Se ing a festive table

Planning a midwinter gathering? Here’s how to glam up your home for less.

Words Maddie Ballard

2022-07-28T07:00:00.0000000Z

2022-07-28T07:00:00.0000000Z

Tangible Media

https://good.pressreader.com/article/281526524792012

Home

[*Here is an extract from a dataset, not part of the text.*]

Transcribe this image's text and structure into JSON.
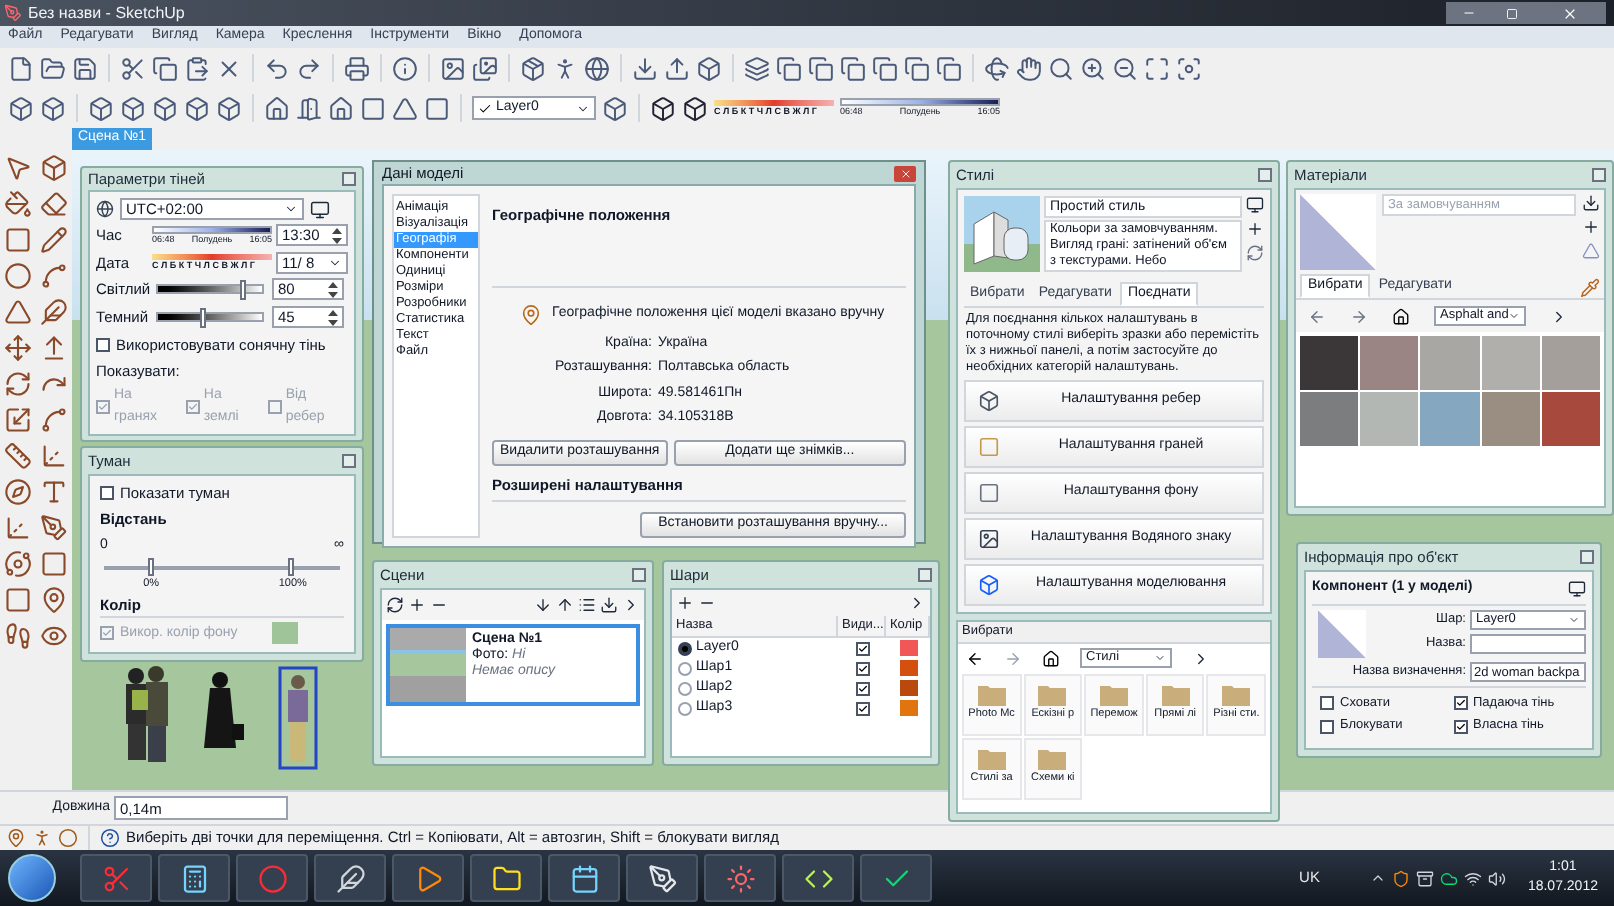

Winter is a season for staying in and keeping cosy – but that doesn’t mean you have to stop entertaining. Here are our top tips for making your home extra-inviting for winter festivities and laying a beautiful table without breaking the bank. Dim the lights Remember, whenever you’re entertaining, you want to welcome your guests in with soft, inviting lighting. The number one key is not to have the overhead lights on really bright – use your dimmer switch, if you have one, or better yet, turn o the overheads and use lamps, so the light source is less harsh and easily controllable when you’re all sitting down. Candles are a godsend in winter, adding a cosy touch of hygge to any interior and providing light without intensity. Tea lights are pretty, and you can pick up a multi-pack somewhere like Kmart or The Warehouse for a song. It’s also fun to play with di erent ‘levels’ of light – for example, grouping candles of di ering heights together – to add visual interest and soft, warming gradations of shadow to a room. Build a playlist We all know music can really set the mood, so use that to your advantage! Create a couple of Spotify playlists before your event that capture a couple of moods you want to evoke during the evening, whether that’s ‘soft and soothing’ or ‘upbeat and retro’. It’s great to have a couple on hand so you can change the mood of the room if you feel like a switch-up come 8pm. The key is to have your playlists pre-planned, so you don’t have to keep getting up to fiddle with them – and make sure you have music playing as your guests arrive, for the ultimate welcome. Flower power Flowers are a gorgeous addition to any festive table, but they don’t need to be fancy blooms from a florist. In fact, just as art is anything you choose to frame, a bouquet can be anything you choose to pop in a vase. Get creative and hunt down pretty weeds, fragrant herbs, foraged wildflowers, foliage or wintery bare branches – anything goes! Get out into your garden or a local park and you’ll find yourself faced with a vast array of options. Similarly, your vases can be whatever you like: shapely wine bottles, mason jars, ewers, water glasses. Let your character come through, and remember that it doesn’t all have to match – embrace the rustic charm! Plates and cutlery We’ve all dreamt of having a cupboard full of matching, pristine crockery – but contrary to popular belief, you don’t need perfect china to have people round to dinner. In fact, your plates, glasses and cutlery don’t even have to match. As long as you keep a general theme, it can all look like it belongs together. Try choosing a basic colour theme, e.g., pink, grey and white, and buying crockery gradually from opshops, always sticking to those colours. Or you could buy a basic set cheaply from somewhere like Kmart, and just embellish with a few special plates you’ve thrifted. Whenever you’re buying tableware, it pays to choose a classic style that won’t go out of fashion – think brass, bone or silver cutlery rather than chi-chi rose gold – so you’ll always be able to pair it with something, and replace it. Think about texture Everything in your room is a potential source of texture: plates, cutlery, glassware, linens, woods, flowers… An interesting room plays with di erent textures, while keeping roughly within a theme. To add texture to your room, choose a loose theme – maybe ‘soft naturals’ (e.g., linen, neutral colours, bu ed wood) or ‘deep and dark’ (e.g., dark leather, burnished metal, velvet) – and stick loosely to it so the space looks cohesive while also interesting the eye. Start with the things you have and build up a collection of texture-adding items slowly over time, so you can play with the aesthetic/mood of a space as needed. Serve up your best The point of having people over is to share food and laughter – so make sure you have enough space to do both. When you’re sitting down to dinner, make sure you clear any tall flowers or other centrepieces o the table, both so there’s room to serve people and people can see each other across the table. Alternatively, you could serve dishes from a side table, bu et-style: whatever you choose, just make sure it’s not too cramped. You also want enough space while you’re enjoying drinks on the couch or sitting around with co ee. Make sure there are plenty of places for people to pop their drink down and to perch – nothing’s worse than being the only person left without a seat – and walkways are easy to access. Keep it cosy Finally, it’s the middle of winter, so you want your house to be a warm, welcoming oasis from the bluster outside. Make sure your space is pleasantly cosy without being stifling with the help of heaters or a fireplace – and make sure you’ve turned on the heating before people arrive. It’s also a good idea to have a few cosy blankets and throws around, or pop a rug on any uncarpeted floors in the living area.

en-nz